If you’re in the young, vibrant neighbourhoods of Gemmayzeh or Achrafiye, Beirut is about living for the moment: partying, eating and drinking as if there’s no tomorrow. If you’re standing in the shadow of buildings still peppered with bullet holes, or walking the Green Line with an elderly resident, it’s a city of bitter memories and a dark past. If you’re with Beirut’s Armenians, Beirut is about salvation; if you’re with its handful of Jews, it’s about hiding your true identity. Here you’ll find the freest gay scene in the Arab Middle East, yet homosexuality is still illegal. If you’re in one of Beirut’s southern refugee camps, Beirut is about sorrow and displacement; other southern districts are considered a base for paramilitary operations and south Beirut is home to infamous Hezbollah secretary general, Hassan Nasrallah.
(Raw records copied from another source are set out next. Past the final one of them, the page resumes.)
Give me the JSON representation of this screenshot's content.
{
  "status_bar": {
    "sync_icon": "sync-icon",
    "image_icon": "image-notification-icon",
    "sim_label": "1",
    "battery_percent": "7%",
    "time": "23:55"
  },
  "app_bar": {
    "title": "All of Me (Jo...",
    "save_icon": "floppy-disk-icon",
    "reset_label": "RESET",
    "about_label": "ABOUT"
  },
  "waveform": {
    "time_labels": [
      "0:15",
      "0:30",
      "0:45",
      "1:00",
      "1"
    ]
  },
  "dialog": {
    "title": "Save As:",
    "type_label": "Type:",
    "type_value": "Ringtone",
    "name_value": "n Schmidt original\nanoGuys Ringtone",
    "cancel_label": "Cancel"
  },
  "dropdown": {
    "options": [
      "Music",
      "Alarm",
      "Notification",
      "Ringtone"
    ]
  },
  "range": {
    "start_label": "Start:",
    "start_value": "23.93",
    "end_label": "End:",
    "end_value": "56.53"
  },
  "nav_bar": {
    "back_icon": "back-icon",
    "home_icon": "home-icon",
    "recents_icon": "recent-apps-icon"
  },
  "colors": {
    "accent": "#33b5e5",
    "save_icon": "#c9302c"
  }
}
For some, it’s a city of fear; for others, freedom.

Throw in maniacal drivers, air pollution from old, smoking Mercedes taxis, world-class universities, bars to rival Soho and coffee thicker than mud, political demonstrations, and swimming pools awash with more silicone than Miami. Add people so friendly you’ll swear it can’t be true, a political situation existing on a knife-edge, internationally renowned museums and gallery openings that continue in the face of explosions, assassinations and power cuts, and you’ll find that you’ve never experienced a capital city quite so alive and kicking – despite its frequent volatility.